*** Opening of Source material ***
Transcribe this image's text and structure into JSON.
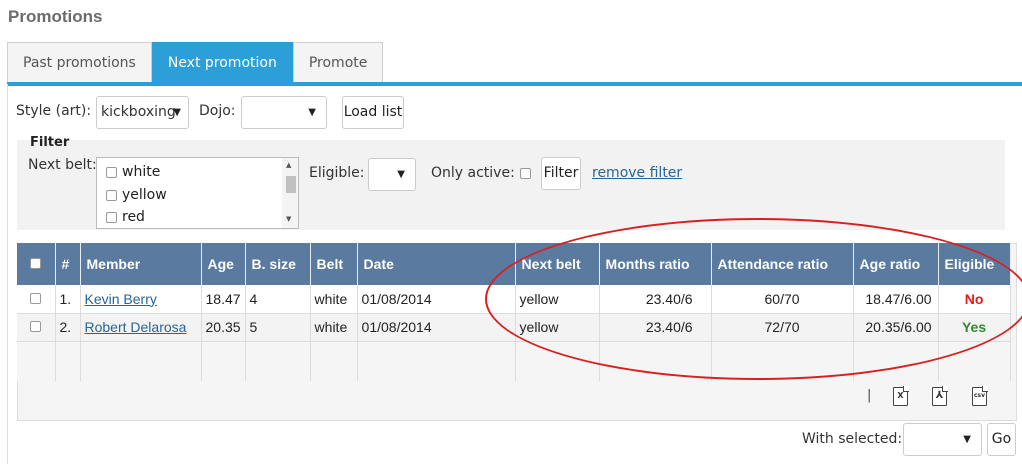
{
  "page": {
    "title": "Promotions"
  },
  "tabs": [
    {
      "label": "Past promotions",
      "active": false
    },
    {
      "label": "Next promotion",
      "active": true
    },
    {
      "label": "Promote",
      "active": false
    }
  ],
  "toolbar": {
    "style_label": "Style (art):",
    "style_value": "kickboxing",
    "dojo_label": "Dojo:",
    "dojo_value": "",
    "load_label": "Load list"
  },
  "filter": {
    "title": "Filter",
    "next_belt_label": "Next belt:",
    "belt_options": [
      "white",
      "yellow",
      "red"
    ],
    "eligible_label": "Eligible:",
    "eligible_value": "",
    "only_active_label": "Only active:",
    "filter_button": "Filter",
    "remove_filter": "remove filter"
  },
  "table": {
    "columns": [
      "#",
      "Member",
      "Age",
      "B. size",
      "Belt",
      "Date",
      "Next belt",
      "Months ratio",
      "Attendance ratio",
      "Age ratio",
      "Eligible"
    ],
    "rows": [
      {
        "num": "1.",
        "member": "Kevin Berry",
        "age": "18.47",
        "bsize": "4",
        "belt": "white",
        "date": "01/08/2014",
        "next_belt": "yellow",
        "months_ratio": "23.40/6",
        "attendance_ratio": "60/70",
        "age_ratio": "18.47/6.00",
        "eligible": "No"
      },
      {
        "num": "2.",
        "member": "Robert Delarosa",
        "age": "20.35",
        "bsize": "5",
        "belt": "white",
        "date": "01/08/2014",
        "next_belt": "yellow",
        "months_ratio": "23.40/6",
        "attendance_ratio": "72/70",
        "age_ratio": "20.35/6.00",
        "eligible": "Yes"
      }
    ]
  },
  "export": {
    "separator": "|",
    "icons": [
      "excel-icon",
      "pdf-icon",
      "csv-icon"
    ],
    "csv_text": "csv"
  },
  "bottom": {
    "with_selected_label": "With selected:",
    "with_selected_value": "",
    "go_label": "Go"
  },
  "colors": {
    "accent": "#2c9fd8",
    "header": "#5a7aa0",
    "no": "#e21a1a",
    "yes": "#2f8b2f",
    "annotation": "#d82020"
  }
}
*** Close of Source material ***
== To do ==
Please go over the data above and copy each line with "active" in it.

== Exercise response ==
      "active": false
      "active": true
      "active": false
    "only_active_label": "Only active:",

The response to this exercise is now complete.